This year I feel extra on the back foot with getting stuff done for Costume College. I have SIX classes to teach, three of them 18th century focused, and on top of that the decisions on what to wear for evening events, most notably the Gala.
At this point it's mostly a "what do I have that's closest to completion and Gala-appropriate?" That would be the yellow English gown I've been working on for way-the-heck-too-long, so that's what I'm going with. That's what I need to finish!
|Latest progress (from April) - one sleeve basted on, but needs adjustment to the armscye. The robings here are just pinned on to see how it would look. Need to get the other sleeve assembled and on as well.|
I ran into a little conundrum, though.
I wanted to do winged cuffs for this gown. I've always loved them and jumped at the chance to add them to this earlier style. In my research, though, I found that winged cuffs, found primarily in the 1740s and 50s, accompanied untrimmed gowns. The "fluff" was in the accessories - neckerchiefs, chemises, aprons, caps - but not on the gowns themselves.
|Mrs James Otis, c. 1760, by John Singleton Copley - Wichita Art Museum. This gown has winged cuffs and untrimmed robings, but the stomacher, which is very wide and round at the bottom is trimmed in self fabric.|
So I've had to juggle my plan a bit, but because I like things to be as versatile as possible, I've decided to make a Double Period Dress (to use a term coined by Your Wardrobe Unlock'd).
My new plan:
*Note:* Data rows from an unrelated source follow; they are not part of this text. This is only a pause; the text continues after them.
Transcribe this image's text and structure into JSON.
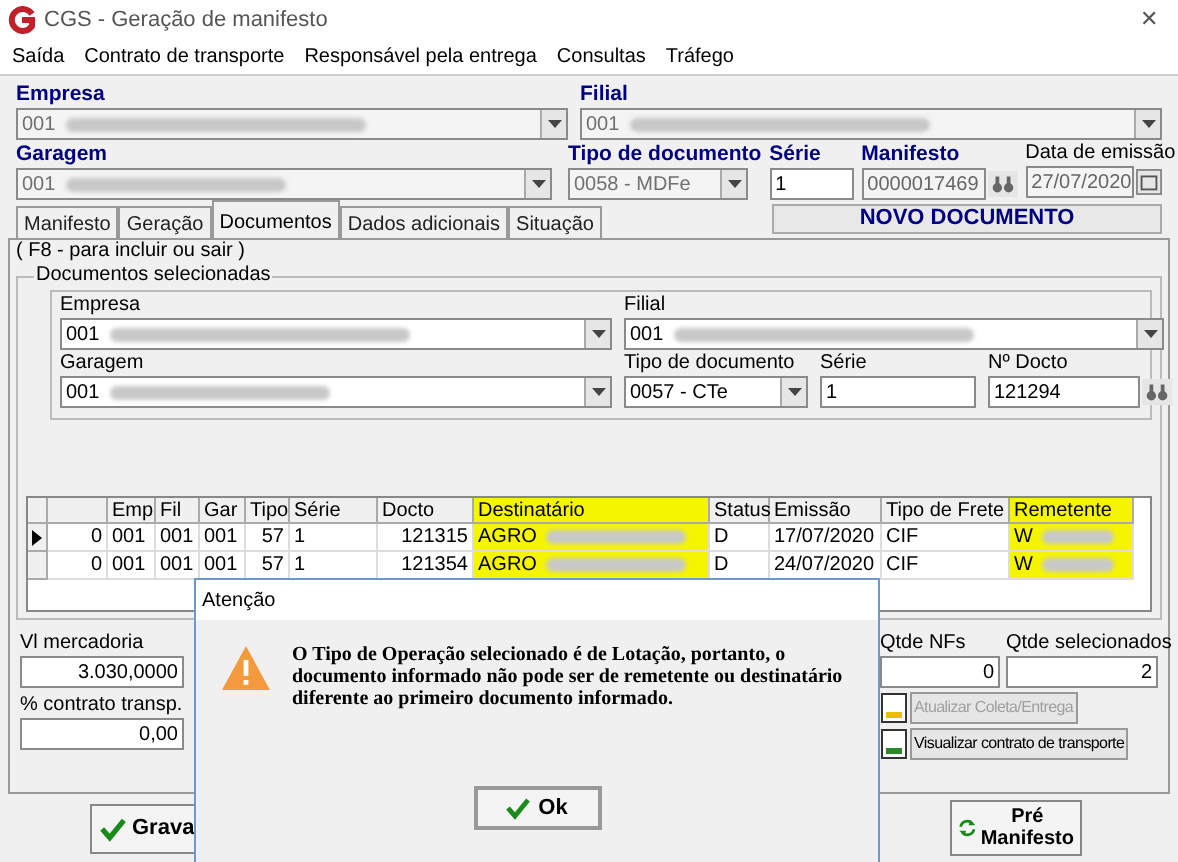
{
  "window": {
    "title": "CGS - Geração de manifesto",
    "close": "✕"
  },
  "menu": [
    "Saída",
    "Contrato de transporte",
    "Responsável pela entrega",
    "Consultas",
    "Tráfego"
  ],
  "header": {
    "empresa": {
      "label": "Empresa",
      "value": "001",
      "redacted": true,
      "disabled": true
    },
    "filial": {
      "label": "Filial",
      "value": "001",
      "redacted": true,
      "disabled": true
    },
    "garagem": {
      "label": "Garagem",
      "value": "001",
      "redacted": true,
      "disabled": true
    },
    "tipo_documento": {
      "label": "Tipo de documento",
      "value": "0058 - MDFe",
      "disabled": true
    },
    "serie": {
      "label": "Série",
      "value": "1",
      "disabled": false
    },
    "manifesto": {
      "label": "Manifesto",
      "value": "0000017469",
      "disabled": true
    },
    "data_emissao": {
      "label": "Data de emissão",
      "value": "27/07/2020",
      "disabled": true
    }
  },
  "tabs": [
    {
      "label": "Manifesto",
      "selected": false
    },
    {
      "label": "Geração",
      "selected": false
    },
    {
      "label": "Documentos",
      "selected": true
    },
    {
      "label": "Dados adicionais",
      "selected": false
    },
    {
      "label": "Situação",
      "selected": false
    }
  ],
  "status": "NOVO DOCUMENTO",
  "hint": "( F8 - para incluir ou sair )",
  "group": {
    "title": "Documentos selecionadas",
    "empresa": {
      "label": "Empresa",
      "value": "001",
      "redacted": true
    },
    "filial": {
      "label": "Filial",
      "value": "001",
      "redacted": true
    },
    "garagem": {
      "label": "Garagem",
      "value": "001",
      "redacted": true
    },
    "tipo_documento": {
      "label": "Tipo de documento",
      "value": "0057 - CTe"
    },
    "serie": {
      "label": "Série",
      "value": "1"
    },
    "docto": {
      "label": "Nº Docto",
      "value": "121294"
    }
  },
  "grid": {
    "columns": [
      {
        "highlighted": false
      },
      {
        "label": "Emp",
        "highlighted": false
      },
      {
        "label": "Fil",
        "highlighted": false
      },
      {
        "label": "Gar",
        "highlighted": false
      },
      {
        "label": "Tipo",
        "highlighted": false
      },
      {
        "label": "Série",
        "highlighted": false
      },
      {
        "label": "Docto",
        "highlighted": false
      },
      {
        "label": "Destinatário",
        "highlighted": true
      },
      {
        "label": "Status",
        "highlighted": false
      },
      {
        "label": "Emissão",
        "highlighted": false
      },
      {
        "label": "Tipo de Frete",
        "highlighted": false
      },
      {
        "label": "Remetente",
        "highlighted": true
      }
    ],
    "rows": [
      {
        "selected": true,
        "cells": [
          "0",
          "001",
          "001",
          "001",
          "57",
          "1",
          "121315",
          "AGRO",
          "D",
          "17/07/2020",
          "CIF",
          "W"
        ]
      },
      {
        "selected": false,
        "cells": [
          "0",
          "001",
          "001",
          "001",
          "57",
          "1",
          "121354",
          "AGRO",
          "D",
          "24/07/2020",
          "CIF",
          "W"
        ]
      }
    ]
  },
  "totals": {
    "vl_mercadoria": {
      "label": "Vl mercadoria",
      "value": "3.030,0000"
    },
    "contrato": {
      "label": "% contrato transp.",
      "value": "0,00"
    },
    "qtde_nfs": {
      "label": "Qtde NFs",
      "value": "0"
    },
    "qtde_selecionados": {
      "label": "Qtde selecionados",
      "value": "2"
    }
  },
  "actions": [
    {
      "label": "Atualizar Coleta/Entrega",
      "disabled": true
    },
    {
      "label": "Visualizar contrato de transporte",
      "disabled": false
    }
  ],
  "footer": {
    "save": "Grava",
    "pre": [
      "Pré",
      "Manifesto"
    ]
  },
  "dialog": {
    "title": "Atenção",
    "message": "O Tipo de Operação selecionado é de Lotação, portanto, o documento informado não pode ser de remetente ou destinatário diferente ao primeiro documento informado.",
    "button": "Ok"
  }
}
- 1 Gown - untrimmed, with winged cuffs
- 1 1740s Stomacher - ivory taffeta with bands across to tuck the neckerchief into;
- 1 1760s Stomacher - wider, rounder, and with lots of self trim
- 1 Plain Petticoat - entirely of yellow taffeta (can be used for other outfits too, yay!)
- 1 Trimmed Petticoat - the front of the petticoat in silk, the back in a cheaper fabric, probably cotton.
Just have to...y'know...finish it. ;-)